Archives of American Art Journal
ISSN / EISSN : 0003-9853 / 2327-0667
Published by: University of Chicago Press (10.1086)
Total articles ≅ 1,214
Latest articles in this journal
Archives of American Art Journal, Volume 60, pp 84-85; https://doi.org/10.1086/717529
Archives of American Art Journal, Volume 60, pp 62-73; https://doi.org/10.1086/717527
Hoping to evoke in readers memories of their own encounters with the missing or illegible, this visual essay highlights materials from across the Archives that represent mysteries. There are texts that have stumped the Archives’ crowdsourced attempts to transcribe them, photographs of unidentified people, and manuscripts that have been damaged, destroyed, or lost, such as torn out pages from an artist’s diary or a letter consisting of only the postscript. One could regard these objects with melancholy, as representing gaps in knowledge that may never be bridged. They raise questions about the limits of any archive, and the necessary incompleteness of the work we do as scholars. However, by being irreducible to facts—by, we might say, not doing their job—I argue that indecipherable or incomprehensible archival materials may assert a hold on the researcher that legible materials do not.
Archives of American Art Journal, Volume 60, pp 2-3; https://doi.org/10.1086/717521
Archives of American Art Journal, Volume 60; https://doi.org/10.1086/717520
Archives of American Art Journal, Volume 60, pp 26-45; https://doi.org/10.1086/717525
Formed in Chicago in 1968, AfriCOBRA (African Commune of Bad Relevant Artists) dedicated itself to producing art for Black people independent of white-controlled museums and markets. Examining business records from the Archives of American Art’s Jeff Donaldson Papers, this essay contributes to recent conversations about Black collectivity by exploring how AfriCOBRA navigated capitalism to sustain its revolutionary art practice.

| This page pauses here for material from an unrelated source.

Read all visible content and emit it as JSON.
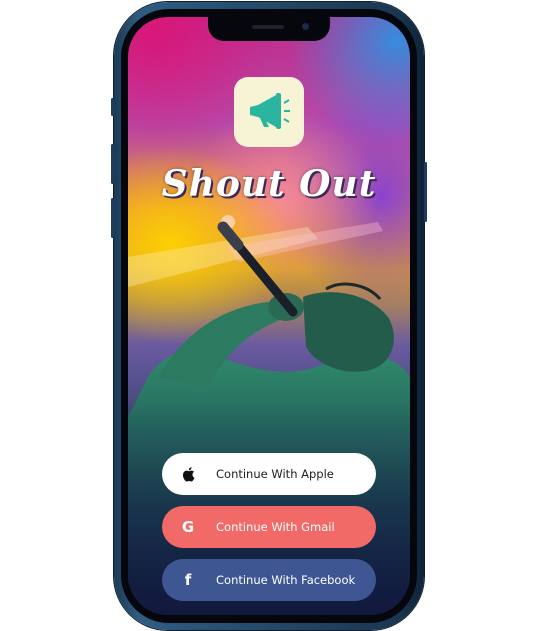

In doing so, I argue for the significance of AfriCOBRA as a political economy: a system for producing and distributing Black culture.
Archives of American Art Journal, Volume 60, pp 88-89; https://doi.org/10.1086/717531

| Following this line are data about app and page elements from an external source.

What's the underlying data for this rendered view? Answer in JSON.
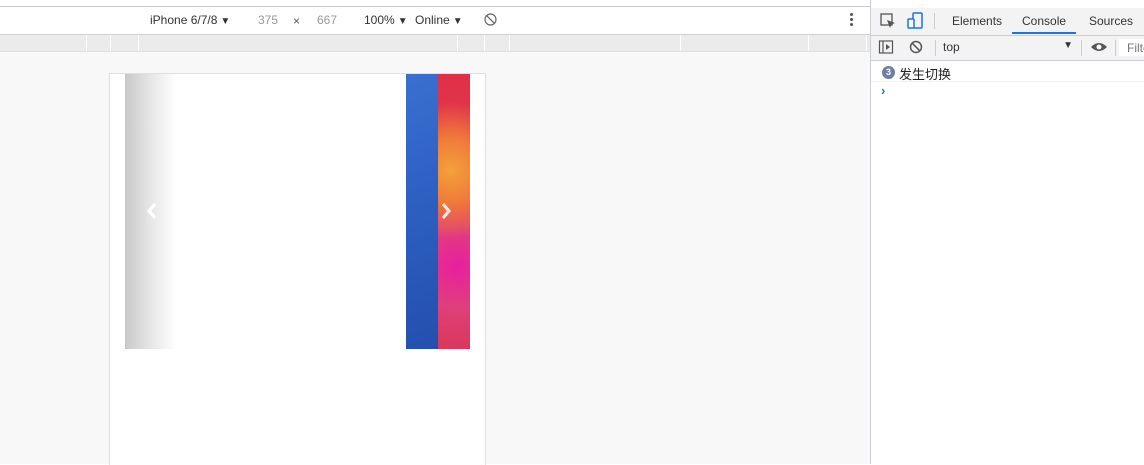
{
  "device_toolbar": {
    "device": "iPhone 6/7/8",
    "width": "375",
    "times": "×",
    "height": "667",
    "zoom": "100%",
    "network": "Online"
  },
  "devtools": {
    "tabs": [
      "Elements",
      "Console",
      "Sources"
    ],
    "active_tab": "Console"
  },
  "console": {
    "context": "top",
    "filter_placeholder": "Filter",
    "messages": [
      {
        "count": "3",
        "text": "发生切换"
      }
    ],
    "prompt": "›"
  },
  "colors": {
    "accent": "#1a73e8",
    "slide_blue": "#2c5ec0",
    "slide_red": "#e03048"
  }
}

Archives of American Art Journal, Volume 60, pp 74-83; https://doi.org/10.1086/717528
Drawing on the Skowhegan School of Painting and Sculpture Lecture Archive in the collection of the Archives of American Art, this essay asks what we might learn both about and from the artist talk, a form of public address that is ubiquitous, understudied, and perhaps even a dialogic model beyond the bounds of art.
Archives of American Art Journal, Volume 60, pp 1-1; https://doi.org/10.1086/717523

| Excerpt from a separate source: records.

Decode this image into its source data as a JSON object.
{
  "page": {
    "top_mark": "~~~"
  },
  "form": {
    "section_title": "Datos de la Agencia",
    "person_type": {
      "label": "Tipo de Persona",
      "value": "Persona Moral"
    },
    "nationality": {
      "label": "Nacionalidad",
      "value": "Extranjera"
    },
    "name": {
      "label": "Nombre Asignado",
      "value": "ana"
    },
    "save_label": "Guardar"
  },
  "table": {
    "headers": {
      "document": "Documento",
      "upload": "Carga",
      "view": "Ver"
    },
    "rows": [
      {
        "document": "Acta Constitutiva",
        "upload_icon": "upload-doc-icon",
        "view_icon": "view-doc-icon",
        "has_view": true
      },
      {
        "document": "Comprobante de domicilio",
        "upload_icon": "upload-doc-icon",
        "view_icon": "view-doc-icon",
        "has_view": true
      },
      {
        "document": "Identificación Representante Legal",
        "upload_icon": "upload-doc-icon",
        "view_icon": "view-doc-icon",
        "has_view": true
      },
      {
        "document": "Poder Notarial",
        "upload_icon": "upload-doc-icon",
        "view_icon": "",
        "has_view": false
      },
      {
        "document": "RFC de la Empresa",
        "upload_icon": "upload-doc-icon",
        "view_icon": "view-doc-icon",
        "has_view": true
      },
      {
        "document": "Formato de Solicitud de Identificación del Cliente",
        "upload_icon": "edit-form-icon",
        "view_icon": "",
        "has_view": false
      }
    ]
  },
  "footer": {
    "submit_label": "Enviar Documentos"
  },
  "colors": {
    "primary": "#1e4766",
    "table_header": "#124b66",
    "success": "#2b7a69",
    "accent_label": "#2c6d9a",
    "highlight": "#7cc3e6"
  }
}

Archives of American Art Journal, Volume 60, pp 4-25; https://doi.org/10.1086/717524
Taking canonical literary texts as sources for drawing or poetry-writing, the New York Sketch Club’s meetings seemed to epitomize the notion that its members—writers and artists including William Cullen Bryant, Thomas Cole, and Asher Durand—were “kindred spirits” engaged in a shared project of consolidating national identity through aesthetic practice. This essay, by contrast, describes the club’s obsession with optically and textual uncertainty—including illegible handwriting, sketches based on radically reimagined literary sources, and weakly visualizable artworks—as shaping a literally less-visible register of involvement with the violence of tribal dispossession and African slavery. Racialized forms of power appear in this account as forces underwriting the canon of “American” art that developed through the pictorial and narrative activities of the Sketch Club.